Start of Block

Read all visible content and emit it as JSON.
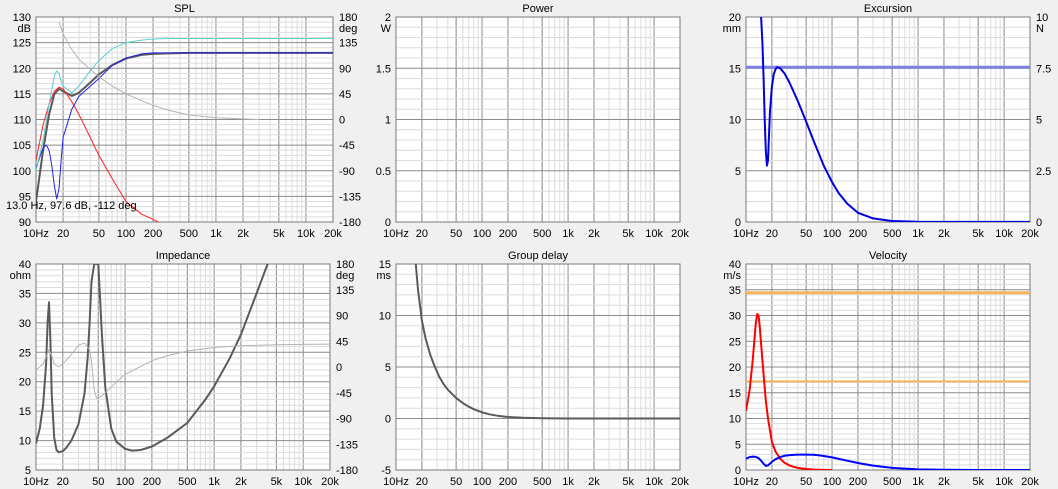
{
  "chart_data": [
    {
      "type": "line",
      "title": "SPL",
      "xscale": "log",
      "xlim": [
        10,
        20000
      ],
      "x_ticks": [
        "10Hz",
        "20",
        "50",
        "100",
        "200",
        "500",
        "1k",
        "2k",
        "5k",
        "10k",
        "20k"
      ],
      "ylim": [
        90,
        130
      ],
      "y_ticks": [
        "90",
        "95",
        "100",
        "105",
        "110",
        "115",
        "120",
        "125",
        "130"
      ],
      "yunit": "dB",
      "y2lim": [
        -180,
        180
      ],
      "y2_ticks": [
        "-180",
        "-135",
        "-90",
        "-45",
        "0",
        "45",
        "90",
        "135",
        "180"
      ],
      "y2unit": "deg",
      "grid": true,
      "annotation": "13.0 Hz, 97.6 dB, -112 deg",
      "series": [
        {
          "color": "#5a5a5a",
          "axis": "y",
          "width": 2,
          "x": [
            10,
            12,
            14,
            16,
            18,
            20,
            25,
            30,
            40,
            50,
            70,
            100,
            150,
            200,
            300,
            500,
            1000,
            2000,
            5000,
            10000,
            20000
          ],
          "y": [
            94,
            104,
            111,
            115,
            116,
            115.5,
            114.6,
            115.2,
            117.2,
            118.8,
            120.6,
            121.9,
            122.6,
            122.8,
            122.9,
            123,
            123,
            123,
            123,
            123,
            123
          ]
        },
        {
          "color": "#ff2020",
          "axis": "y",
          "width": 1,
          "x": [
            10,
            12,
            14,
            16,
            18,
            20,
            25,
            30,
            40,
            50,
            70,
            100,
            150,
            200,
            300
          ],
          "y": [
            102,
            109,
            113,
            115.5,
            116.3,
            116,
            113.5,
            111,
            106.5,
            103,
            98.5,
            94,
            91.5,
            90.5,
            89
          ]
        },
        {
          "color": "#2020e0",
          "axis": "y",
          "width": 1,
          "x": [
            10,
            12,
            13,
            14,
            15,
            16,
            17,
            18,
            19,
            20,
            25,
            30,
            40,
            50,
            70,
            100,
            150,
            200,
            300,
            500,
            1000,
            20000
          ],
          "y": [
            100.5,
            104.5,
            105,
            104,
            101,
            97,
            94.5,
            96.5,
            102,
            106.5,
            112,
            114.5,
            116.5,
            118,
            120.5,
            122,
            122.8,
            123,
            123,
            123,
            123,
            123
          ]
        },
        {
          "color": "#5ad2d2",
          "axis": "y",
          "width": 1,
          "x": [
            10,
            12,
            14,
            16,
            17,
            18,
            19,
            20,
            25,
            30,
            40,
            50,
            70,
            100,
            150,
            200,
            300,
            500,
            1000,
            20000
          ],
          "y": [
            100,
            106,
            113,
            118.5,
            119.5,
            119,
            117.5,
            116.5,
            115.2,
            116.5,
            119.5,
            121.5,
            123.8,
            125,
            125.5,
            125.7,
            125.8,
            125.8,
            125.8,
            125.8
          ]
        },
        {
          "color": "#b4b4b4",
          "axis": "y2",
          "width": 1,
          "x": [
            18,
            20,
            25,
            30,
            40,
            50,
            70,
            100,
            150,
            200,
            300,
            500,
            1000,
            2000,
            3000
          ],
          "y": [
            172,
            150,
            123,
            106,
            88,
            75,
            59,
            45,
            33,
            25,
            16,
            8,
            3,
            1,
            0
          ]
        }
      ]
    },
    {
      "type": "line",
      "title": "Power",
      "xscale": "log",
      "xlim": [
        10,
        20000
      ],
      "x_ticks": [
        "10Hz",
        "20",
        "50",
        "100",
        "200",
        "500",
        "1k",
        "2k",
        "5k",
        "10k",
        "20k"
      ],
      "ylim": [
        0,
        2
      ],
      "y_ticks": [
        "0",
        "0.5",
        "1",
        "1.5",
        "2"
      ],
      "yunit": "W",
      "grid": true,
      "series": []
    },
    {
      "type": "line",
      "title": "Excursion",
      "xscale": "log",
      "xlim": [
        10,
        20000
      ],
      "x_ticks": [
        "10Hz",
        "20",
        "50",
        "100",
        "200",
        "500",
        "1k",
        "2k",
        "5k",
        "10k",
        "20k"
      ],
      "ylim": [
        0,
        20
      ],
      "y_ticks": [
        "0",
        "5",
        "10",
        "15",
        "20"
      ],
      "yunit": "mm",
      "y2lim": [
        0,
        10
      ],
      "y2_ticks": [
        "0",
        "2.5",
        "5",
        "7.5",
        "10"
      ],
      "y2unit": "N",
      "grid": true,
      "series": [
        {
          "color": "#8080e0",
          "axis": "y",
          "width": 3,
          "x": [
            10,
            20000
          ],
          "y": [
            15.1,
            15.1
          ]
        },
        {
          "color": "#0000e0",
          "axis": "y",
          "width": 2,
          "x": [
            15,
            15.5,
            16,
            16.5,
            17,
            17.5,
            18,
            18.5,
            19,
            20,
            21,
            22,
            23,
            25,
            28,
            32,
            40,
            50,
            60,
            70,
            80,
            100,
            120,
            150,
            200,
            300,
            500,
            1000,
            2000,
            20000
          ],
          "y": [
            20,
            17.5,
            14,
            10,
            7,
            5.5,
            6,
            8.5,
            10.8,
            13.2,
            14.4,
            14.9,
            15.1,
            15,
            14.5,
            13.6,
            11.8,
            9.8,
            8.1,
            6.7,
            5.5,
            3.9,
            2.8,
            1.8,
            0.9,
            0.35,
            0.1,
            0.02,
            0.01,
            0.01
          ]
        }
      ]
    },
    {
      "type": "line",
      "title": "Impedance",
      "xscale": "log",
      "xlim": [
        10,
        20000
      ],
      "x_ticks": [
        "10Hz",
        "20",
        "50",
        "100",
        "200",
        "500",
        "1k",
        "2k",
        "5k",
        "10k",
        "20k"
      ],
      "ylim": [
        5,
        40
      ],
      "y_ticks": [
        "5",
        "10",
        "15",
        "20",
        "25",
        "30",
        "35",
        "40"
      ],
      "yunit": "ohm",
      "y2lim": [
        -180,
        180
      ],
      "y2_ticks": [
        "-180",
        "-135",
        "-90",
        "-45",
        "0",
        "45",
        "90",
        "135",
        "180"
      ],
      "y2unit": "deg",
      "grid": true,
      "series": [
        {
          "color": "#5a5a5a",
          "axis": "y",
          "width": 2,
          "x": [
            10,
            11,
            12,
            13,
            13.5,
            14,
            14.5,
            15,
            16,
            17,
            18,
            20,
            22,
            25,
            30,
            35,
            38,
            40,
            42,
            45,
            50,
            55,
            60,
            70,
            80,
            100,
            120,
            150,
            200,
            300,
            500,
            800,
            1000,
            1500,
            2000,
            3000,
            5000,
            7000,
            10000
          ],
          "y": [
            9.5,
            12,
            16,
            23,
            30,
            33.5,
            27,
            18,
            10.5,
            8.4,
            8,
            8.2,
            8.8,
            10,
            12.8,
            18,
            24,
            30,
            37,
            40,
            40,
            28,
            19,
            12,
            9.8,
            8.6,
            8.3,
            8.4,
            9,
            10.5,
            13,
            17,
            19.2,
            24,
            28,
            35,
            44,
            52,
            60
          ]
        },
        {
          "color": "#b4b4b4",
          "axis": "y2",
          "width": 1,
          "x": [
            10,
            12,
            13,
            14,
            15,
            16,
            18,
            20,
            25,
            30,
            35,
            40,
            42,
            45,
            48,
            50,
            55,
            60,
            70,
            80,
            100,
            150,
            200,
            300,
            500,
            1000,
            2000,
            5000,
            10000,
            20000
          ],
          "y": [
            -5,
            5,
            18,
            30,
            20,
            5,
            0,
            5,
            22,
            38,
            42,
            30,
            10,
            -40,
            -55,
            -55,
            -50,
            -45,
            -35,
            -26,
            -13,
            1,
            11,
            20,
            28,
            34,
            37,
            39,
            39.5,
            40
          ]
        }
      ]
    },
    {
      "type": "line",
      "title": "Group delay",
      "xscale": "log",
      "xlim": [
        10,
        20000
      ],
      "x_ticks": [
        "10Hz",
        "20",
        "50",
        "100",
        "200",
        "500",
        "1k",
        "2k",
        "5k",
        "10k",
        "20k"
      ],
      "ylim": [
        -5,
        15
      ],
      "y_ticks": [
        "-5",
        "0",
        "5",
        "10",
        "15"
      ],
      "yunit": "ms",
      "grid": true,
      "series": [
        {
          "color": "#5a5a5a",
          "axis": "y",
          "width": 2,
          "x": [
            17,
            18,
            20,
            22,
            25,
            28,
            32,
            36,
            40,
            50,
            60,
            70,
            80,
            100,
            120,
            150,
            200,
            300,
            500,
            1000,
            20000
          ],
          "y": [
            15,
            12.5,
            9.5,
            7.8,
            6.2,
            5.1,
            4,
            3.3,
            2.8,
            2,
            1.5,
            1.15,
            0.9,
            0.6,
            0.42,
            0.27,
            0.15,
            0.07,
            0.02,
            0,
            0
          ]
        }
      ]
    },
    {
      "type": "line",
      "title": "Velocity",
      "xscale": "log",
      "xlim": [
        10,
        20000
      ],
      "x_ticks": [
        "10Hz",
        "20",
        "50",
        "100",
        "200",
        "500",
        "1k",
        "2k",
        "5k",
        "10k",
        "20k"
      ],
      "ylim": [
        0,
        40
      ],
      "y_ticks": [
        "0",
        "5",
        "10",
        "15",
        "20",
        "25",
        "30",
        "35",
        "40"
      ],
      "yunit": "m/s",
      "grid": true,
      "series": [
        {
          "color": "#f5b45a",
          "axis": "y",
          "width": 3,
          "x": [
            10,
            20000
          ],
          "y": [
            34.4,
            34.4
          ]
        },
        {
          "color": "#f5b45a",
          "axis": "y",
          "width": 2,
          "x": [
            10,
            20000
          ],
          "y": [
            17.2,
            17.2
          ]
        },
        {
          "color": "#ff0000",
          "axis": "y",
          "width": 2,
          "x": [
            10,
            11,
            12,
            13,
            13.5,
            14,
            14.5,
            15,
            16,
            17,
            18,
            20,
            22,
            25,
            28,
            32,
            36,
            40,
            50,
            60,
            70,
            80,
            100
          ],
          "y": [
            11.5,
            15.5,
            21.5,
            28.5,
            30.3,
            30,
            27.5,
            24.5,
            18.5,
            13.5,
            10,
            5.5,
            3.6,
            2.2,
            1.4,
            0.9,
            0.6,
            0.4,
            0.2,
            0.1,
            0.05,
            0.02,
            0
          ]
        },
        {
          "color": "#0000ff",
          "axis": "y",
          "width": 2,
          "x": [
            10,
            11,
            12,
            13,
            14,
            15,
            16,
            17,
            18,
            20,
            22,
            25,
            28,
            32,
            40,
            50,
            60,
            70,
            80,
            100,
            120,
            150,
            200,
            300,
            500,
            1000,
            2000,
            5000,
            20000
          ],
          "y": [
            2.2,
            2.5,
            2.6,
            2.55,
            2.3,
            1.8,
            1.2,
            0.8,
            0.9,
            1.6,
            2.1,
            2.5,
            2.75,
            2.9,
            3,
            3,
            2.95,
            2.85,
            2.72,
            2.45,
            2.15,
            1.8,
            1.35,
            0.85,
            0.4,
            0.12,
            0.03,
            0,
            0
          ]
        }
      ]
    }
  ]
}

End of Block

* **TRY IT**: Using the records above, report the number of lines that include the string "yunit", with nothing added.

* **FINAL ANSWER**: 6